**Aim of the exercise**.
Please reply with one number only: how many lines in the entries below contain the string "content".

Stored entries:

****************

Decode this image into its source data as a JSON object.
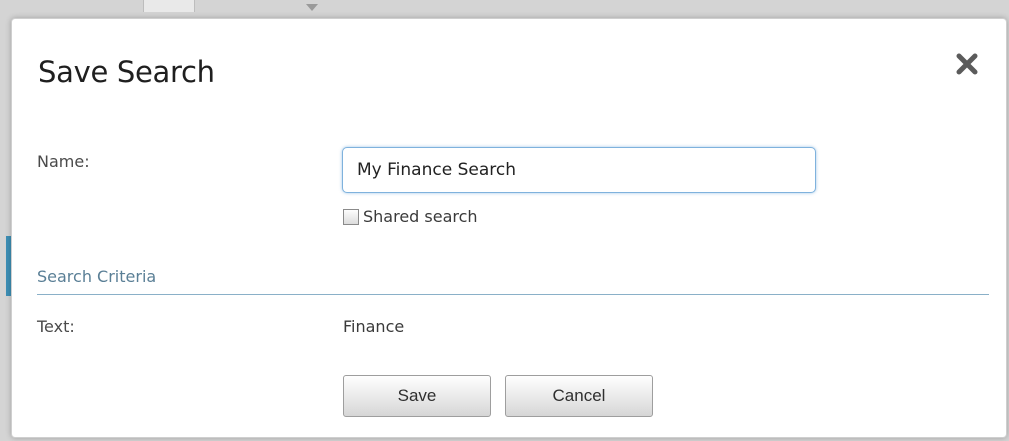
{
  "dialog": {
    "title": "Save Search",
    "close_icon": "close-icon"
  },
  "form": {
    "name_label": "Name:",
    "name_value": "My Finance Search",
    "shared_label": "Shared search",
    "shared_checked": false
  },
  "criteria": {
    "section_title": "Search Criteria",
    "text_label": "Text:",
    "text_value": "Finance"
  },
  "buttons": {
    "save_label": "Save",
    "cancel_label": "Cancel"
  },
  "colors": {
    "accent": "#3d8fb5",
    "input_focus_border": "#7fb2dd",
    "section_header": "#5a7f96",
    "divider": "#8ab0c8"
  }
}
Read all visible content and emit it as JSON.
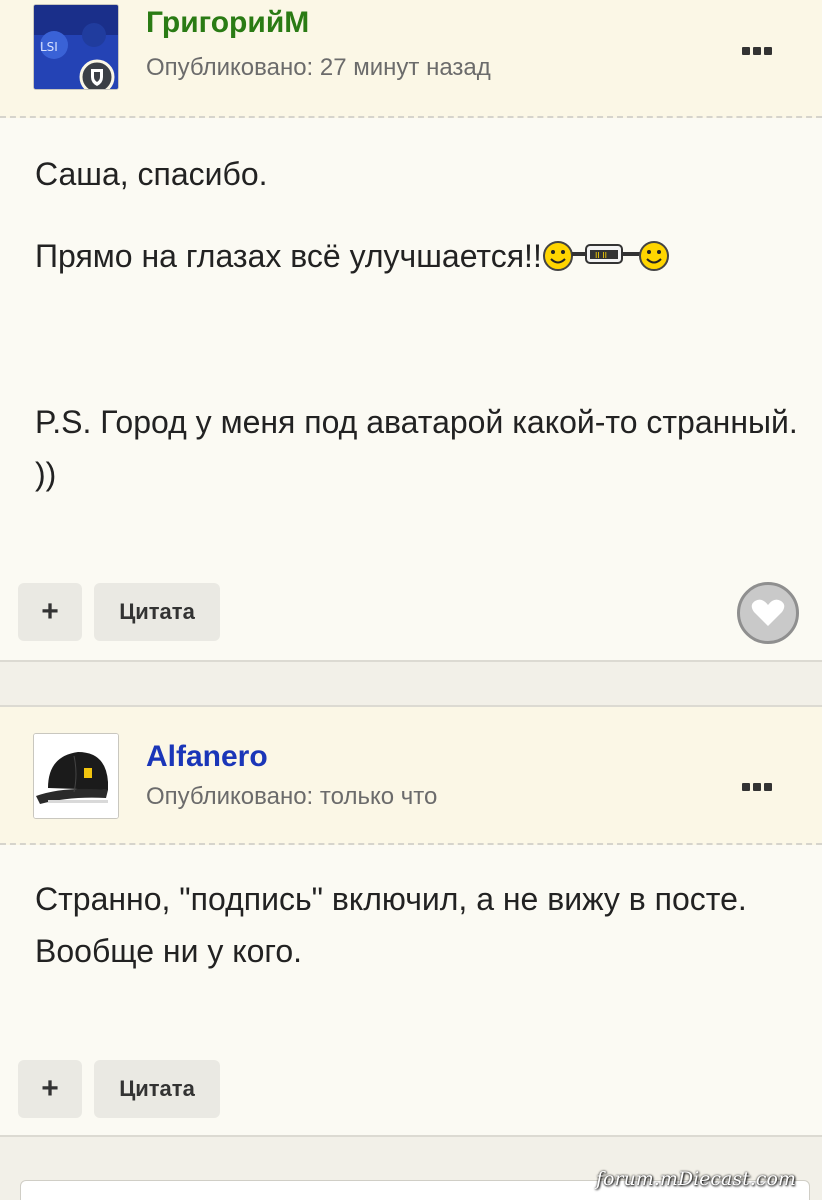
{
  "posts": [
    {
      "author": "ГригорийМ",
      "published": "Опубликовано: 27 минут назад",
      "paragraphs": [
        "Саша, спасибо.",
        "Прямо на глазах всё улучшается!!",
        "P.S. Город у меня под аватарой какой-то странный. ))"
      ],
      "plus_label": "+",
      "quote_label": "Цитата",
      "author_color": "#2a7b14"
    },
    {
      "author": "Alfanero",
      "published": "Опубликовано: только что",
      "paragraphs": [
        "Странно, \"подпись\" включил, а не вижу в посте. Вообще ни у кого."
      ],
      "plus_label": "+",
      "quote_label": "Цитата",
      "author_color": "#1a36b8"
    }
  ],
  "icons": {
    "more": "more-options-icon",
    "like": "heart-icon",
    "emoji": "smiley-icon",
    "badge": "shield-badge-icon"
  },
  "watermark": "forum.mDiecast.com"
}
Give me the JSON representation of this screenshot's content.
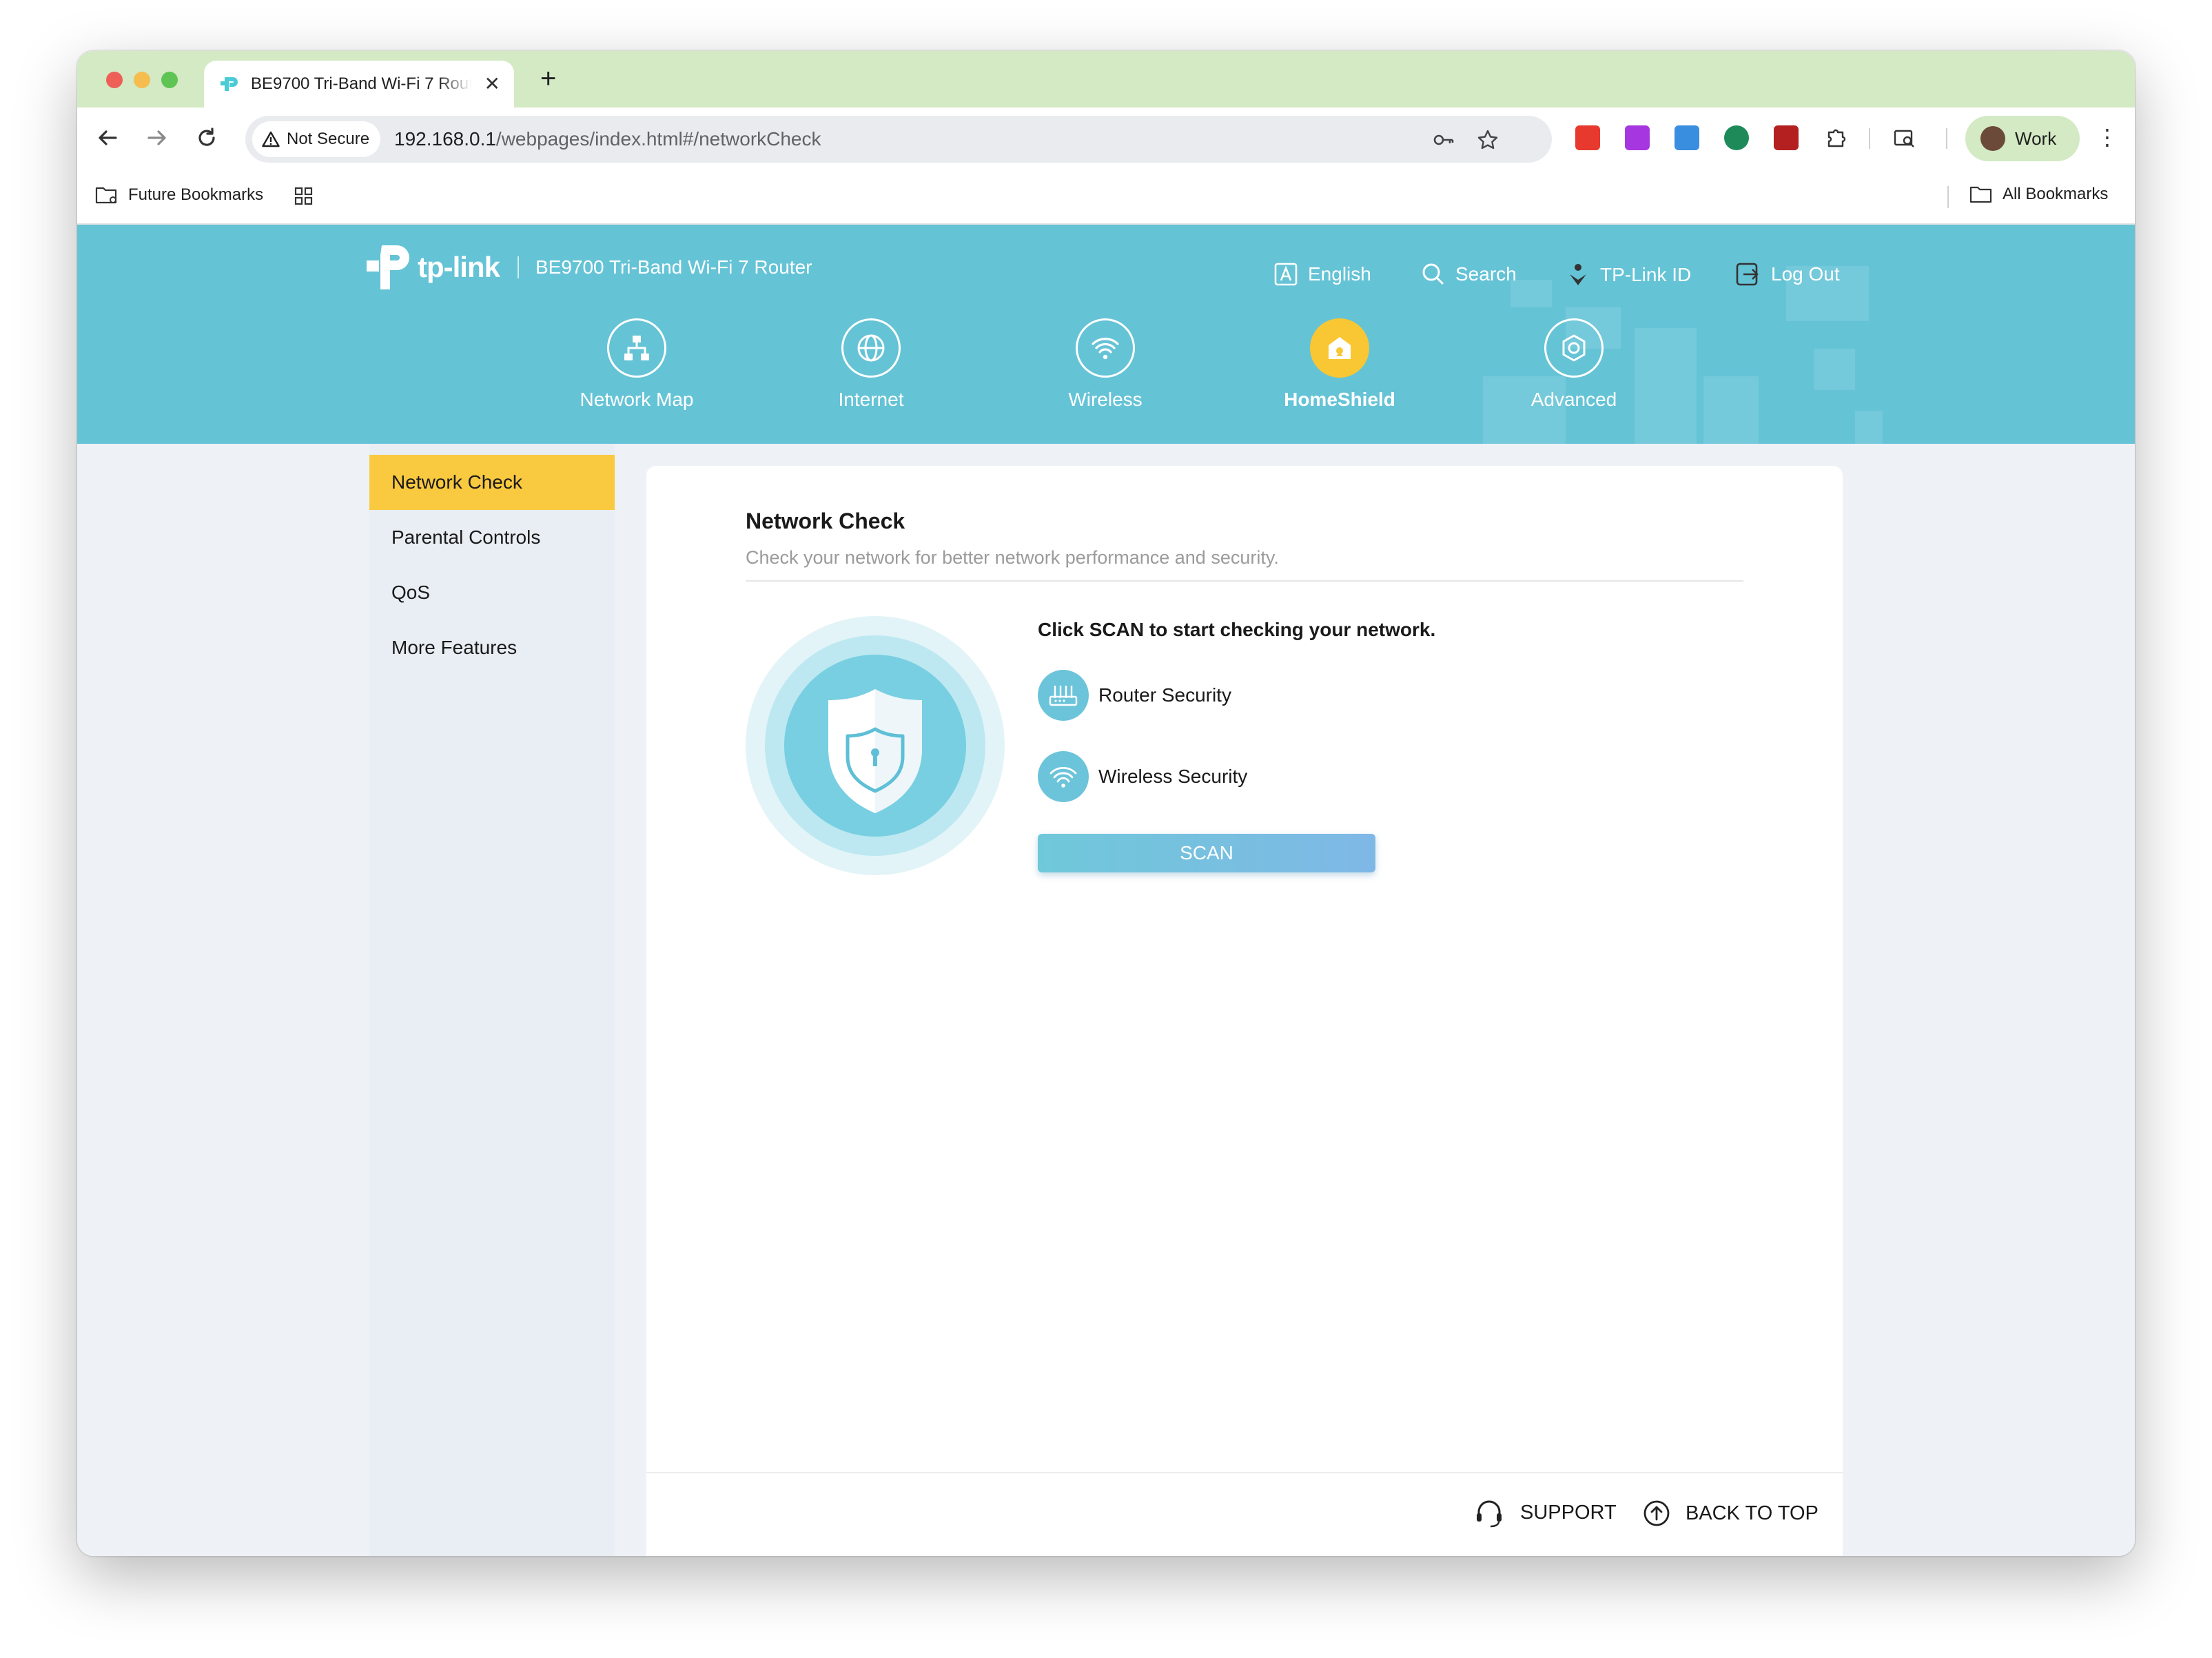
{
  "browser": {
    "tab_title": "BE9700 Tri-Band Wi-Fi 7 Router",
    "new_tab_label": "+",
    "tab_close_label": "✕",
    "security_label": "Not Secure",
    "url_host": "192.168.0.1",
    "url_path": "/webpages/index.html#/networkCheck",
    "profile_name": "Work",
    "bookmarks": {
      "folder_label": "Future Bookmarks",
      "all_label": "All Bookmarks"
    }
  },
  "router": {
    "brand": "tp-link",
    "model": "BE9700 Tri-Band Wi-Fi 7 Router",
    "utilities": {
      "language": "English",
      "search": "Search",
      "account": "TP-Link ID",
      "logout": "Log Out"
    },
    "nav": [
      {
        "label": "Network Map",
        "icon": "network-map-icon",
        "active": false
      },
      {
        "label": "Internet",
        "icon": "globe-icon",
        "active": false
      },
      {
        "label": "Wireless",
        "icon": "wifi-icon",
        "active": false
      },
      {
        "label": "HomeShield",
        "icon": "homeshield-icon",
        "active": true
      },
      {
        "label": "Advanced",
        "icon": "advanced-gear-icon",
        "active": false
      }
    ],
    "sidebar": [
      {
        "label": "Network Check",
        "active": true
      },
      {
        "label": "Parental Controls",
        "active": false
      },
      {
        "label": "QoS",
        "active": false
      },
      {
        "label": "More Features",
        "active": false
      }
    ],
    "content": {
      "title": "Network Check",
      "subtitle": "Check your network for better network performance and security.",
      "instruction": "Click SCAN to start checking your network.",
      "checks": [
        {
          "label": "Router Security",
          "icon": "router-icon"
        },
        {
          "label": "Wireless Security",
          "icon": "wifi-icon"
        }
      ],
      "scan_button": "SCAN"
    },
    "footer": {
      "support": "SUPPORT",
      "back_to_top": "BACK TO TOP"
    }
  },
  "colors": {
    "header_teal": "#65c3d6",
    "active_yellow": "#f9c940",
    "chrome_green": "#d3eac4"
  }
}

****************

**Your solution**.
3